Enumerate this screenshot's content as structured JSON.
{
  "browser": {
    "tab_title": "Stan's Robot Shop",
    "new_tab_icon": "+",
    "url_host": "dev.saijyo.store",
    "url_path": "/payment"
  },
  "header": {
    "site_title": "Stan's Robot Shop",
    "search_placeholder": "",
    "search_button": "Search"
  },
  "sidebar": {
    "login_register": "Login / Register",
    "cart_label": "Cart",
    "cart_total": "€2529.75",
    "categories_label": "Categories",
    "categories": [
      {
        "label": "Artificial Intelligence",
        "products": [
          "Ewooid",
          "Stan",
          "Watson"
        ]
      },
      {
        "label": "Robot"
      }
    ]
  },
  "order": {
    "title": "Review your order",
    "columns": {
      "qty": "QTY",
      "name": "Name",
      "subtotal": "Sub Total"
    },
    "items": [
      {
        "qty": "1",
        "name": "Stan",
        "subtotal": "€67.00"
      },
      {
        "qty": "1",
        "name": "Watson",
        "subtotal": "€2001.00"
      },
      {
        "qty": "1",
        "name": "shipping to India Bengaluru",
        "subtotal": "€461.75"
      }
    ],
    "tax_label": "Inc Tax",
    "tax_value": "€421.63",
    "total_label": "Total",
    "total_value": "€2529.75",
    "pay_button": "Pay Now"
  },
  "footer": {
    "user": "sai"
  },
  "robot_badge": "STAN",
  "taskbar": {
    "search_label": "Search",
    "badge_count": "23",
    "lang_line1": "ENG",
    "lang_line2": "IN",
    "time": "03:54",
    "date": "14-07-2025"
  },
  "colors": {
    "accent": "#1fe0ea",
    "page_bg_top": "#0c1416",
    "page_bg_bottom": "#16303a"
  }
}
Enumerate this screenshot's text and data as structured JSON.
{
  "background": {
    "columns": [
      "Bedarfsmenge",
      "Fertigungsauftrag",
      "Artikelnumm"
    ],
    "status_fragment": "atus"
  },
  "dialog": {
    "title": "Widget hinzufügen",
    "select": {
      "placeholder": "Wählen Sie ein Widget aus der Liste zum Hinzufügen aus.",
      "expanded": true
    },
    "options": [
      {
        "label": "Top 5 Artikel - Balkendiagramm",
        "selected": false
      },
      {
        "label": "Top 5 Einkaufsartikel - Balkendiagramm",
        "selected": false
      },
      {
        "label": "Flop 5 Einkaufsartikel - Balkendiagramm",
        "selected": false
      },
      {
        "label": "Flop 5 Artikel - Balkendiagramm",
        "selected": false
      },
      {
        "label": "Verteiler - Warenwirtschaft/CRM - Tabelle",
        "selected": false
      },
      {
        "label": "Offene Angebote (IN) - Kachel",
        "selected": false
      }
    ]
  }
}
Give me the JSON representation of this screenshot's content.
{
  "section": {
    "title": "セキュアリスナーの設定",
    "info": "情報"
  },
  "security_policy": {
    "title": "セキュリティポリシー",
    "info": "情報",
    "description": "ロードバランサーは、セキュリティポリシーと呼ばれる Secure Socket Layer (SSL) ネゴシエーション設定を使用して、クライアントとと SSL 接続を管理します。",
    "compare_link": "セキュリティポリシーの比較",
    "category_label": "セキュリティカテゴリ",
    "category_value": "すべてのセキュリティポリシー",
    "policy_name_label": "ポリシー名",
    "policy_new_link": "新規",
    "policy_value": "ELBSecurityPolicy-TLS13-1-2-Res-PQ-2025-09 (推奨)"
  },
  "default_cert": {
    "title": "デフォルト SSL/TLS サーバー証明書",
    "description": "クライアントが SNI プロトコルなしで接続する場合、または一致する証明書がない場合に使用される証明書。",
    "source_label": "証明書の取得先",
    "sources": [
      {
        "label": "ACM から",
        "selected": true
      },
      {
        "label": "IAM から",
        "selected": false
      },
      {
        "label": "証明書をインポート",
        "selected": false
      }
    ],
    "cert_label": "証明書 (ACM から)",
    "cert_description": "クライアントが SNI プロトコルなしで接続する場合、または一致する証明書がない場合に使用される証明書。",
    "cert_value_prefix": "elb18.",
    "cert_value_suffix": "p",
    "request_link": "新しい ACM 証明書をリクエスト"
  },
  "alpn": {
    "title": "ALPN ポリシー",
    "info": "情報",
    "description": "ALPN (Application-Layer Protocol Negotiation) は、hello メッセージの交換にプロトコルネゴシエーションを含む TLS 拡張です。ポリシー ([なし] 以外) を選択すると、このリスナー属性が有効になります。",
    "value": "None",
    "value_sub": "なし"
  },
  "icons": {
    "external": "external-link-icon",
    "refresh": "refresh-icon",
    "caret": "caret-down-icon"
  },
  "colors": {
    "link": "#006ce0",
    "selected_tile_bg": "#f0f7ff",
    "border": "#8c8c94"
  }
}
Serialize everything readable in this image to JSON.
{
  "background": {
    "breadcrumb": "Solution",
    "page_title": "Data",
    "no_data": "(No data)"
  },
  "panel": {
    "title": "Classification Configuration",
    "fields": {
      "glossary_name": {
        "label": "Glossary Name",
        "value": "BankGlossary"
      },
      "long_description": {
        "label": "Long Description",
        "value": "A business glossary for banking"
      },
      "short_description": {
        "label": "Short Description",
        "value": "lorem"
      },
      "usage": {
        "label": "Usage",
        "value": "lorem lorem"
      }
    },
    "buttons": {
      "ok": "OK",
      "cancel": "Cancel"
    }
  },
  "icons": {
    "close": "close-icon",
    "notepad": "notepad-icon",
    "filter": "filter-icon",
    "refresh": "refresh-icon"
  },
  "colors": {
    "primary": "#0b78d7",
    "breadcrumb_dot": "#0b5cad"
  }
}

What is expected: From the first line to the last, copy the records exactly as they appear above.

Solution for this task:
Enumerate this screenshot's content as structured JSON.
{
  "browser": {
    "tab_title": "Stan's Robot Shop",
    "new_tab_icon": "+",
    "url_host": "dev.saijyo.store",
    "url_path": "/payment"
  },
  "header": {
    "site_title": "Stan's Robot Shop",
    "search_placeholder": "",
    "search_button": "Search"
  },
  "sidebar": {
    "login_register": "Login / Register",
    "cart_label": "Cart",
    "cart_total": "€2529.75",
    "categories_label": "Categories",
    "categories": [
      {
        "label": "Artificial Intelligence",
        "products": [
          "Ewooid",
          "Stan",
          "Watson"
        ]
      },
      {
        "label": "Robot"
      }
    ]
  },
  "order": {
    "title": "Review your order",
    "columns": {
      "qty": "QTY",
      "name": "Name",
      "subtotal": "Sub Total"
    },
    "items": [
      {
        "qty": "1",
        "name": "Stan",
        "subtotal": "€67.00"
      },
      {
        "qty": "1",
        "name": "Watson",
        "subtotal": "€2001.00"
      },
      {
        "qty": "1",
        "name": "shipping to India Bengaluru",
        "subtotal": "€461.75"
      }
    ],
    "tax_label": "Inc Tax",
    "tax_value": "€421.63",
    "total_label": "Total",
    "total_value": "€2529.75",
    "pay_button": "Pay Now"
  },
  "footer": {
    "user": "sai"
  },
  "robot_badge": "STAN",
  "taskbar": {
    "search_label": "Search",
    "badge_count": "23",
    "lang_line1": "ENG",
    "lang_line2": "IN",
    "time": "03:54",
    "date": "14-07-2025"
  },
  "colors": {
    "accent": "#1fe0ea",
    "page_bg_top": "#0c1416",
    "page_bg_bottom": "#16303a"
  }
}
Enumerate this screenshot's text and data as structured JSON.
{
  "background": {
    "columns": [
      "Bedarfsmenge",
      "Fertigungsauftrag",
      "Artikelnumm"
    ],
    "status_fragment": "atus"
  },
  "dialog": {
    "title": "Widget hinzufügen",
    "select": {
      "placeholder": "Wählen Sie ein Widget aus der Liste zum Hinzufügen aus.",
      "expanded": true
    },
    "options": [
      {
        "label": "Top 5 Artikel - Balkendiagramm",
        "selected": false
      },
      {
        "label": "Top 5 Einkaufsartikel - Balkendiagramm",
        "selected": false
      },
      {
        "label": "Flop 5 Einkaufsartikel - Balkendiagramm",
        "selected": false
      },
      {
        "label": "Flop 5 Artikel - Balkendiagramm",
        "selected": false
      },
      {
        "label": "Verteiler - Warenwirtschaft/CRM - Tabelle",
        "selected": false
      },
      {
        "label": "Offene Angebote (IN) - Kachel",
        "selected": false
      }
    ]
  }
}
Give me the JSON representation of this screenshot's content.
{
  "section": {
    "title": "セキュアリスナーの設定",
    "info": "情報"
  },
  "security_policy": {
    "title": "セキュリティポリシー",
    "info": "情報",
    "description": "ロードバランサーは、セキュリティポリシーと呼ばれる Secure Socket Layer (SSL) ネゴシエーション設定を使用して、クライアントとと SSL 接続を管理します。",
    "compare_link": "セキュリティポリシーの比較",
    "category_label": "セキュリティカテゴリ",
    "category_value": "すべてのセキュリティポリシー",
    "policy_name_label": "ポリシー名",
    "policy_new_link": "新規",
    "policy_value": "ELBSecurityPolicy-TLS13-1-2-Res-PQ-2025-09 (推奨)"
  },
  "default_cert": {
    "title": "デフォルト SSL/TLS サーバー証明書",
    "description": "クライアントが SNI プロトコルなしで接続する場合、または一致する証明書がない場合に使用される証明書。",
    "source_label": "証明書の取得先",
    "sources": [
      {
        "label": "ACM から",
        "selected": true
      },
      {
        "label": "IAM から",
        "selected": false
      },
      {
        "label": "証明書をインポート",
        "selected": false
      }
    ],
    "cert_label": "証明書 (ACM から)",
    "cert_description": "クライアントが SNI プロトコルなしで接続する場合、または一致する証明書がない場合に使用される証明書。",
    "cert_value_prefix": "elb18.",
    "cert_value_suffix": "p",
    "request_link": "新しい ACM 証明書をリクエスト"
  },
  "alpn": {
    "title": "ALPN ポリシー",
    "info": "情報",
    "description": "ALPN (Application-Layer Protocol Negotiation) は、hello メッセージの交換にプロトコルネゴシエーションを含む TLS 拡張です。ポリシー ([なし] 以外) を選択すると、このリスナー属性が有効になります。",
    "value": "None",
    "value_sub": "なし"
  },
  "icons": {
    "external": "external-link-icon",
    "refresh": "refresh-icon",
    "caret": "caret-down-icon"
  },
  "colors": {
    "link": "#006ce0",
    "selected_tile_bg": "#f0f7ff",
    "border": "#8c8c94"
  }
}
Serialize everything readable in this image to JSON.
{
  "background": {
    "breadcrumb": "Solution",
    "page_title": "Data",
    "no_data": "(No data)"
  },
  "panel": {
    "title": "Classification Configuration",
    "fields": {
      "glossary_name": {
        "label": "Glossary Name",
        "value": "BankGlossary"
      },
      "long_description": {
        "label": "Long Description",
        "value": "A business glossary for banking"
      },
      "short_description": {
        "label": "Short Description",
        "value": "lorem"
      },
      "usage": {
        "label": "Usage",
        "value": "lorem lorem"
      }
    },
    "buttons": {
      "ok": "OK",
      "cancel": "Cancel"
    }
  },
  "icons": {
    "close": "close-icon",
    "notepad": "notepad-icon",
    "filter": "filter-icon",
    "refresh": "refresh-icon"
  },
  "colors": {
    "primary": "#0b78d7",
    "breadcrumb_dot": "#0b5cad"
  }
}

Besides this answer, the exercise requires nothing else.